Alan G. Wilkinson, The Moore Collection in the Art Gallery of Ontario, Toronto 1979, p.204.
Henry Moore and David Sylvester, ‘The Michelangelo Vision’, Sunday Times Magazine, 16 February 1964, reprinted in Wilkinson 2002, p.157.
Ann Garrould (ed.), Henry Moore. Volume 2: Complete Drawings 1930–38, London 1998, p.207.
Sylvester 1968, p.36.
Wilkinson 1979, p.204.
Alan Wilkinson, ‘Henry Moore’ in William Rubin (ed.), Primitivism in Twentieth Century Art, exhibition catalogue, Museum of Modern Art, New York 1984, vol.2, p.607.
Sylvester 1968, p.36.
Henry Moore, ‘Interview with Elizabeth Blunt’, Kaleidoscope, radio programme, broadcast BBC Radio 4, 9 April 1973, transcript printed in Wilkinson 2002, p.167.
Christopher Green, ‘Henry Moore and Picasso’ in James Beechy and Chris Stephens (eds.), Picasso and Modern British Art, exhibition catalogue, Tate Britain, London 2012, p.149.
Kenneth Clark, Another Part of the Wood, New York 1974, p.256.
Read 1965, p.125.
Steven A. Nash, ‘Moore and Surrealism Reconsidered’, in Dorothy Kosinski (ed.), Henry Moore: Sculpting the 20th Century, exhibition catalogue, Dallas Museum of Art, Dallas 2001, p.50.
Calvocoressi, ‘T.2269 Three Points’, 1981, p.117. See also Michel Remy, Surrealism in Britain, Aldershot 1999, p.180.

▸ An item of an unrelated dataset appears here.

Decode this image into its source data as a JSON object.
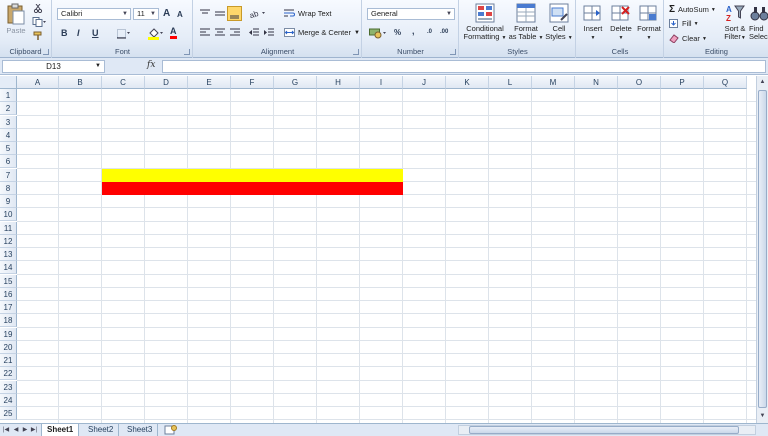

Eric Gibson, ‘Moore and Giacometti’, New Criterion, vol.26, no.4, December 2007, p.19.
Melville 1970, p.21.
See Anna Gruetzner Robins, ‘The Surrealist Object and Surrealist Sculpture’, in Sandy Nairne and Nicholas Serota (eds.), British Sculpture in the Twentieth Century, exhibition catalogue, Whitechapel Art Gallery, London 1981, p.120.
Wilkinson 1984, p.607.
Alan Wilkinson, ‘Moore: A Modernist’s “Primitivism”’ in Kosinski 2001, pp.38–9.
See ‘Note on the Henry Moore Gift’, 1978, Tate Public Records TG 4/6/10/4.
These figures are based on those listed in a memo in the exhibition’s records; see Tate Public Records TG 92/344/2.
Norman Reid, letter to Mary Danowski, 31 August 1978, Tate Public Records TG 4/6/10/4.